    The extra costs are described as “INSIGNIFICANT!”

  9. The CT DOT must have a few higher priorities for its limited funds than a jogging path along the Merritt (as beautiful as that skinny, wooded path in the picture is).

    Then there’s the parking issue, the trash issue, plowing, raking, etc., etc. And who will have the right of way … joggers, bikers, prams? This issue alone should be good for some interesting arguments.

  10. Actually, all of you are right. Having a separate running, jogging, walking path would be too expensive. Why not just use the perfectly good roadway we already have? Let’s just close the Merritt to auto traffic and take that over for running, cycling, walking. Runners cause a lot less damage to roadways than cars do – think of the savings! Critical Mass Merritt parkway… now that would be fantastic.

  11. Highway Worker

    First, this mxied use trail should be limited. I can not imagine mixing dog walkers with horses in lower Fairfield County. People can not be bothered disciplining their child let alone a dog.
    Second, it is my understanding it is NOT the DOT pushing this, it is a private group.

  12. The nature lovers would not object to expanding I-95 to meet vehicle needs, so long as the Merritt is left alone. With all the State-owned land abutting the Merritt, I would prefer to see it used for a light-rail link or extra vehicle lanes, equivalent to I-95.

  13. Wendy Crowther

    I was on the CT Trust for Historic Preservation’s website last night and noticed a section stating their opinions on this project. They provide some historic background (e.g. the early plans for the Parkway included designs for just this sort of path), and they also express their own opinions regarding the benefits and drawbacks of the path. It’s a quick, interesting read. Here’s the link: http://www.cttrust.org/12596

  14. Elisabeth Rose

    This is a wonderful idea, but where is the money coming from?

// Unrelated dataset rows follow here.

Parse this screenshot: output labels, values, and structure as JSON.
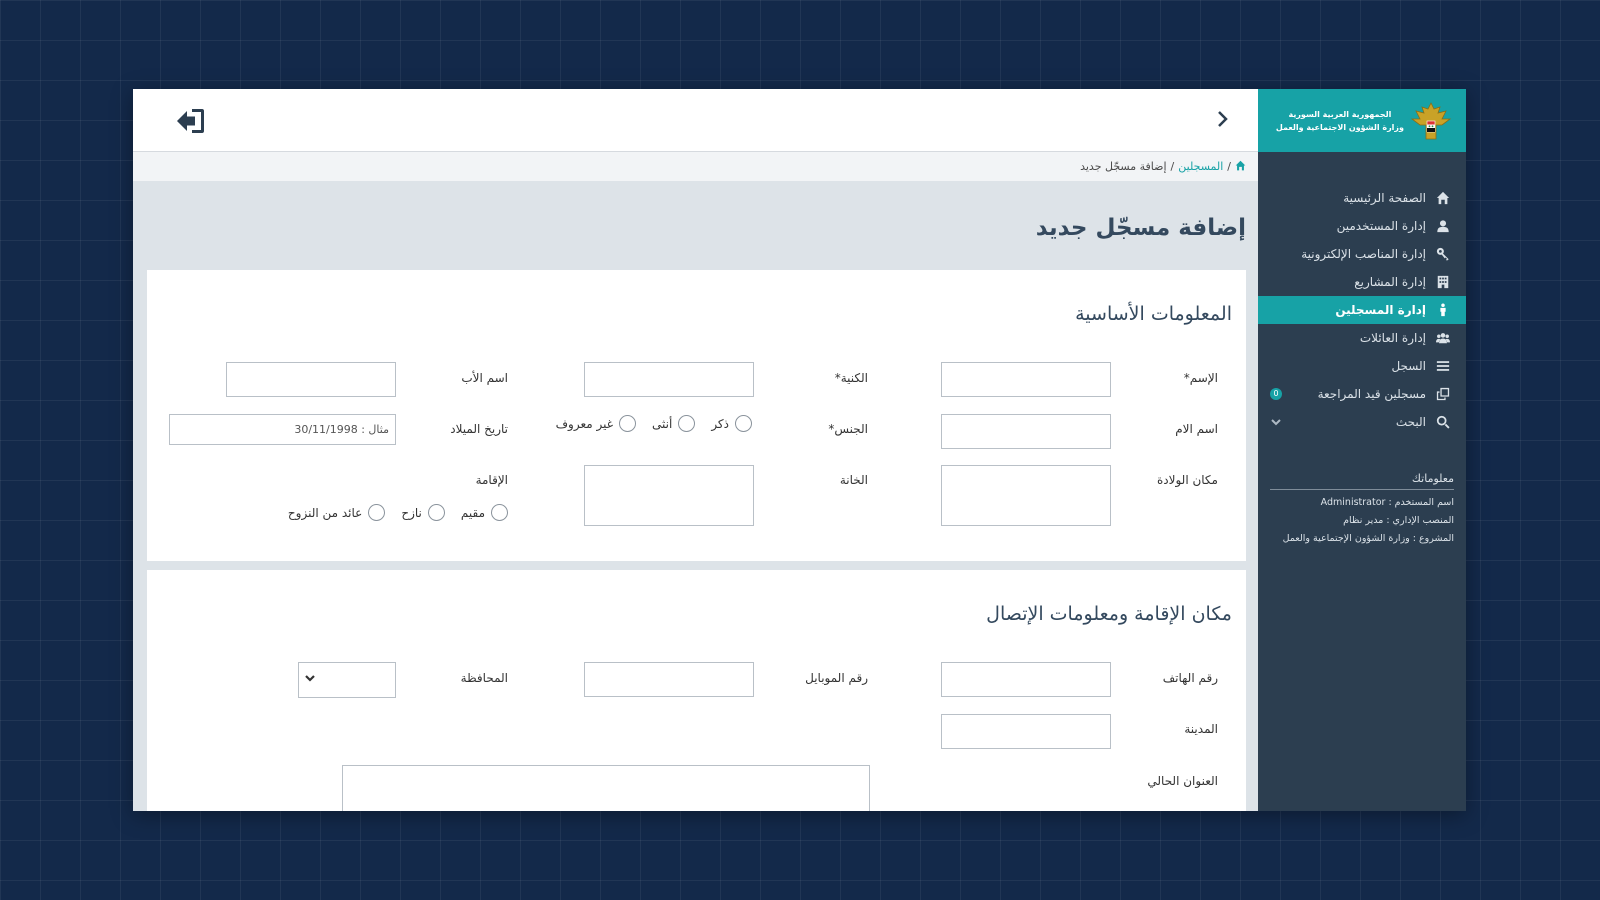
{
  "sidebar": {
    "logo_lines": [
      "الجمهورية العربية السورية",
      "وزارة الشؤون الاجتماعية والعمل"
    ],
    "items": [
      {
        "label": "الصفحة الرئيسية",
        "icon": "home-icon"
      },
      {
        "label": "إدارة المستخدمين",
        "icon": "user-icon"
      },
      {
        "label": "إدارة المناصب الإلكترونية",
        "icon": "key-icon"
      },
      {
        "label": "إدارة المشاريع",
        "icon": "building-icon"
      },
      {
        "label": "إدارة المسجلين",
        "icon": "person-icon",
        "active": true
      },
      {
        "label": "إدارة العائلات",
        "icon": "users-icon"
      },
      {
        "label": "السجل",
        "icon": "list-icon"
      },
      {
        "label": "مسجلين قيد المراجعة",
        "icon": "clone-icon",
        "badge": "0"
      },
      {
        "label": "البحث",
        "icon": "search-icon"
      }
    ],
    "info": {
      "title": "معلوماتك",
      "username": "اسم المستخدم : Administrator",
      "role": "المنصب الإداري : مدير نظام",
      "project": "المشروع : وزارة الشؤون الإجتماعية والعمل"
    }
  },
  "breadcrumb": {
    "link": "المسجلين",
    "separator1": "/",
    "separator2": "/",
    "current": "إضافة مسجّل جديد"
  },
  "page": {
    "title": "إضافة مسجّل جديد"
  },
  "basic_info": {
    "title": "المعلومات الأساسية",
    "first_name_label": "الإسم*",
    "surname_label": "الكنية*",
    "father_name_label": "اسم الأب",
    "mother_name_label": "اسم الام",
    "gender_label": "الجنس*",
    "gender_options": [
      "ذكر",
      "أنثى",
      "غير معروف"
    ],
    "birth_date_label": "تاريخ الميلاد",
    "birth_date_placeholder": "مثال : 30/11/1998",
    "birth_place_label": "مكان الولادة",
    "registry_label": "الخانة",
    "residence_label": "الإقامة",
    "residence_options": [
      "مقيم",
      "نازح",
      "عائد من النزوح"
    ]
  },
  "contact_info": {
    "title": "مكان الإقامة ومعلومات الإتصال",
    "phone_label": "رقم الهاتف",
    "mobile_label": "رقم الموبايل",
    "governorate_label": "المحافظة",
    "city_label": "المدينة",
    "address_label": "العنوان الحالي"
  },
  "colors": {
    "accent": "#17a2a6",
    "sidebar": "#2c3e50",
    "background": "#13294a"
  }
}
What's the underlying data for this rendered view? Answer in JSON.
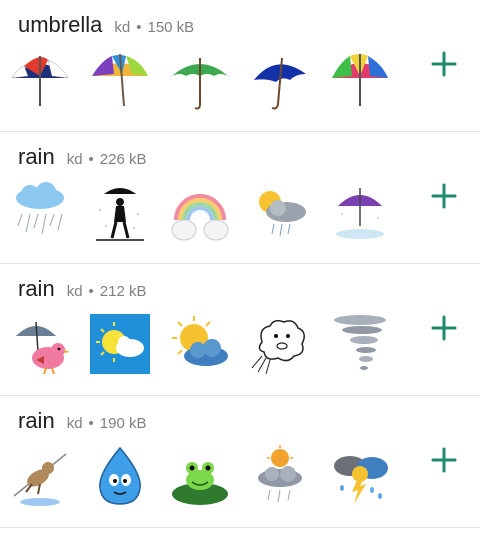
{
  "packs": [
    {
      "title": "umbrella",
      "author": "kd",
      "size": "150 kB",
      "stickers": [
        "umbrella-navy-red-icon",
        "umbrella-rainbow-icon",
        "umbrella-green-icon",
        "umbrella-blue-icon",
        "umbrella-multicolor-icon"
      ]
    },
    {
      "title": "rain",
      "author": "kd",
      "size": "226 kB",
      "stickers": [
        "rain-cloud-icon",
        "person-umbrella-rain-icon",
        "rainbow-clouds-icon",
        "sun-rain-cloud-icon",
        "purple-umbrella-icon"
      ]
    },
    {
      "title": "rain",
      "author": "kd",
      "size": "212 kB",
      "stickers": [
        "bird-umbrella-icon",
        "sun-cloud-tile-icon",
        "sun-behind-cloud-icon",
        "wind-face-cloud-icon",
        "tornado-icon"
      ]
    },
    {
      "title": "rain",
      "author": "kd",
      "size": "190 kB",
      "stickers": [
        "dog-in-rain-icon",
        "water-drop-face-icon",
        "frog-lily-pad-icon",
        "sun-storm-cloud-icon",
        "storm-clouds-icon"
      ]
    }
  ],
  "dot_separator": "•",
  "colors": {
    "accent": "#1e8a6e",
    "meta": "#808080",
    "divider": "#e2e2e2"
  }
}
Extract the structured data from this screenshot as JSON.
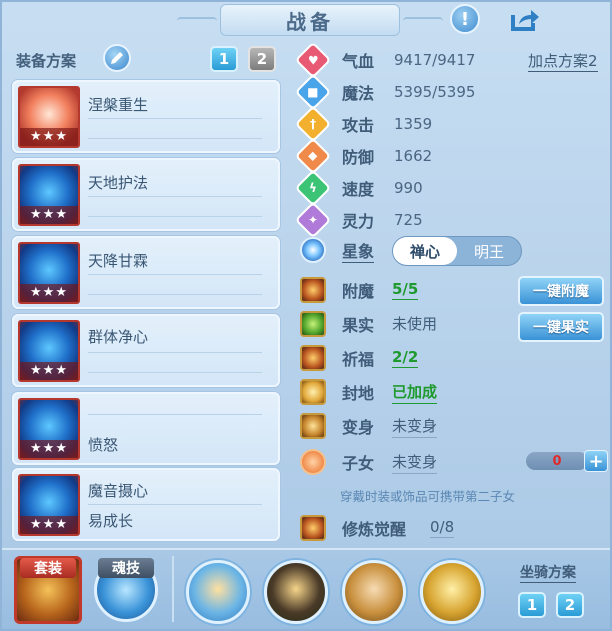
{
  "header": {
    "title": "战备"
  },
  "left": {
    "scheme_label": "装备方案",
    "scheme_tabs": [
      "1",
      "2"
    ],
    "items": [
      {
        "name": "涅槃重生",
        "sub": "",
        "stars": "★★★"
      },
      {
        "name": "天地护法",
        "sub": "",
        "stars": "★★★"
      },
      {
        "name": "天降甘霖",
        "sub": "",
        "stars": "★★★"
      },
      {
        "name": "群体净心",
        "sub": "",
        "stars": "★★★"
      },
      {
        "name": "",
        "sub": "愤怒",
        "stars": "★★★"
      },
      {
        "name": "魔音摄心",
        "sub": "易成长",
        "stars": "★★★"
      }
    ]
  },
  "stats": {
    "plan_link": "加点方案2",
    "rows": [
      {
        "label": "气血",
        "value": "9417/9417",
        "color": "#e85a74"
      },
      {
        "label": "魔法",
        "value": "5395/5395",
        "color": "#4aa4ea"
      },
      {
        "label": "攻击",
        "value": "1359",
        "color": "#f3b02e"
      },
      {
        "label": "防御",
        "value": "1662",
        "color": "#f08a4a"
      },
      {
        "label": "速度",
        "value": "990",
        "color": "#3cc476"
      },
      {
        "label": "灵力",
        "value": "725",
        "color": "#b07ad8"
      }
    ],
    "star": {
      "label": "星象",
      "options": [
        "禅心",
        "明王"
      ],
      "selected": "禅心"
    }
  },
  "features": [
    {
      "label": "附魔",
      "value": "5/5",
      "style": "green"
    },
    {
      "label": "果实",
      "value": "未使用",
      "style": "plain"
    },
    {
      "label": "祈福",
      "value": "2/2",
      "style": "green"
    },
    {
      "label": "封地",
      "value": "已加成",
      "style": "green"
    },
    {
      "label": "变身",
      "value": "未变身",
      "style": "normal"
    },
    {
      "label": "子女",
      "value": "未变身",
      "style": "normal"
    },
    {
      "label": "修炼觉醒",
      "value": "0/8",
      "style": "normal"
    }
  ],
  "buttons": {
    "enchant": "一键附魔",
    "fruit": "一键果实"
  },
  "children": {
    "count": "0",
    "hint": "穿戴时装或饰品可携带第二子女"
  },
  "bottom": {
    "set_label": "套装",
    "soul_label": "魂技",
    "mount_label": "坐骑方案",
    "mount_tabs": [
      "1",
      "2"
    ]
  }
}
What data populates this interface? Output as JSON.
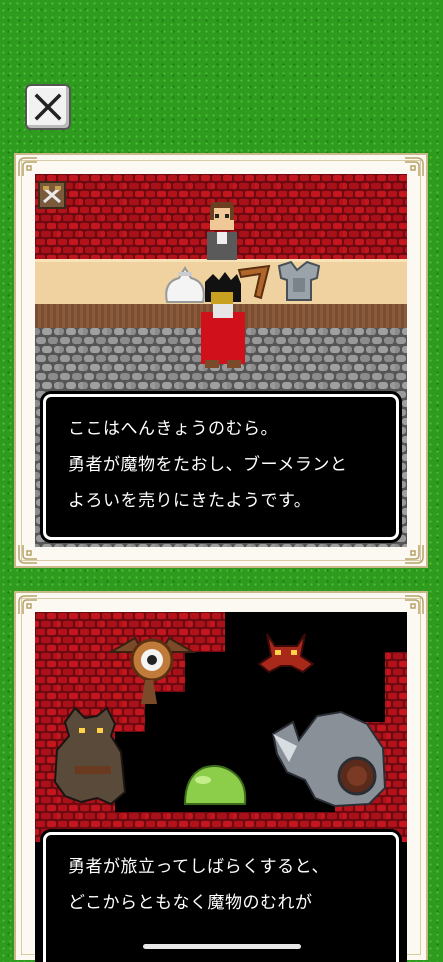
{
  "close_button": {
    "icon": "close-x-icon"
  },
  "story_panels": [
    {
      "scene": "village-shop",
      "lines": [
        "ここはへんきょうのむら。",
        "勇者が魔物をたおし、ブーメランと",
        "よろいを売りにきたようです。"
      ]
    },
    {
      "scene": "monster-lair",
      "lines": [
        "勇者が旅立ってしばらくすると、",
        "どこからともなく魔物のむれが"
      ]
    }
  ],
  "colors": {
    "grass": "#2e9a1e",
    "wall_red": "#b3121a",
    "counter": "#f0d2a0",
    "floor_stone": "#8a8a8a",
    "hero_cape": "#d0101a",
    "slime": "#8ccd4a"
  }
}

    I’d love to see this happen. It’s hellish trying to bike in Fairfield County, between insane drivers careening around corners and only a gravel- or leaf- covered spit of road to bike on. The bike and foot paths in Europe and other parts of the world have been extremely successful. In the long run this plan would improve health, cut down on the number of car-bike casualties and allow moms to jog w/ their kids in a stroller without fear of getting mowed over.